***** Entries shown
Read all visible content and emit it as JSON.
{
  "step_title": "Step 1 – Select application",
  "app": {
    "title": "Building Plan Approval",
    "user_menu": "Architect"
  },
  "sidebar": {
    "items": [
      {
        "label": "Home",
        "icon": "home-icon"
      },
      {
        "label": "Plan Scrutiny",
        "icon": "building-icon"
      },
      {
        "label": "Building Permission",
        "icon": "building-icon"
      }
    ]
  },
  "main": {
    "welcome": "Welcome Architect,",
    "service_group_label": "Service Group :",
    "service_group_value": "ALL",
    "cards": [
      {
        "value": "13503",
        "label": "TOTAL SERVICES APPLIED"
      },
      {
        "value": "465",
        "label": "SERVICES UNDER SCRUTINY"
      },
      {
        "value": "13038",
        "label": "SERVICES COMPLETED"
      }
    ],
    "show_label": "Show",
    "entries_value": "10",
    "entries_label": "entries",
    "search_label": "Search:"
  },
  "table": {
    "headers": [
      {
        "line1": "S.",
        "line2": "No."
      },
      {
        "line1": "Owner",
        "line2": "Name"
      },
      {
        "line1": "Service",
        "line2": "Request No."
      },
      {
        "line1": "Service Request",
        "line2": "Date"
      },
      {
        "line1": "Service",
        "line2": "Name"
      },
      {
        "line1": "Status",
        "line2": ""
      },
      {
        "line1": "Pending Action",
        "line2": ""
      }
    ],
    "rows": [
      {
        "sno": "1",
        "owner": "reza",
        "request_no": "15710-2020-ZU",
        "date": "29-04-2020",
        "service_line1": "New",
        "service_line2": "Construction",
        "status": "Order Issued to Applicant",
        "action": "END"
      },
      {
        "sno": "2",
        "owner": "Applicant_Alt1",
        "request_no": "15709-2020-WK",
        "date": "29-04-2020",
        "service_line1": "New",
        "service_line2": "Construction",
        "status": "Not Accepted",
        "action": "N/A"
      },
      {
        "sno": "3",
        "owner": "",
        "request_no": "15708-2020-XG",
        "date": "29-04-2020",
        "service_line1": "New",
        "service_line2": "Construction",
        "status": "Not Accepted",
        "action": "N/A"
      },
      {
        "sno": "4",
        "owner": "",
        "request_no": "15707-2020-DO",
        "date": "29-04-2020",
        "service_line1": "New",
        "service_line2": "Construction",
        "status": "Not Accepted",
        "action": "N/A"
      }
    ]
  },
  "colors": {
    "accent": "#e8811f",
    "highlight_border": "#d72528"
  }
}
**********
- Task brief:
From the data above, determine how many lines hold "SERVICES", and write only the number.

- Solution to this problem:
3